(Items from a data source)
━━━━━━━━━━━━━━━━
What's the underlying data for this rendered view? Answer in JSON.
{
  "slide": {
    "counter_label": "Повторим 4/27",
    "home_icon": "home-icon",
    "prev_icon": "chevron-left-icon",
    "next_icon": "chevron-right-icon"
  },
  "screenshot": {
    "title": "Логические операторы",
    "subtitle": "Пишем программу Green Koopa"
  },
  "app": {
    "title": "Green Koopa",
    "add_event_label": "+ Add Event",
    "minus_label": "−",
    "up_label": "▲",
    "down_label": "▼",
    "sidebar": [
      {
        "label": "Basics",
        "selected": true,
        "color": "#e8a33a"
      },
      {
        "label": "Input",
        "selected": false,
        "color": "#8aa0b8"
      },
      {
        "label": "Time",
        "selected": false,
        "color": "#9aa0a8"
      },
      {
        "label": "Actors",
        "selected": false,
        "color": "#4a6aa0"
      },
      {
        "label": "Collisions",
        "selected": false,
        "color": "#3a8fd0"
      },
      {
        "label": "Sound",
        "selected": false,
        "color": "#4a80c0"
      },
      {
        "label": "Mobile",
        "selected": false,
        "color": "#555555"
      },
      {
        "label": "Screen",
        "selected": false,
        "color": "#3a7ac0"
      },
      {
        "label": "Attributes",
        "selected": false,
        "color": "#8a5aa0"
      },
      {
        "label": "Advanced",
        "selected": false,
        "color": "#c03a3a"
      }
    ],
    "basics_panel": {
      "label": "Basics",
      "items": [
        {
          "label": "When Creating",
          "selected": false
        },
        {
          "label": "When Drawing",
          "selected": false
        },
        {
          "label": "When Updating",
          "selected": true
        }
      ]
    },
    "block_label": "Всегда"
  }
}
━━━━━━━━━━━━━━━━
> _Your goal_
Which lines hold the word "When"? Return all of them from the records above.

> _Task answer_
          "label": "When Creating",
          "label": "When Drawing",
          "label": "When Updating",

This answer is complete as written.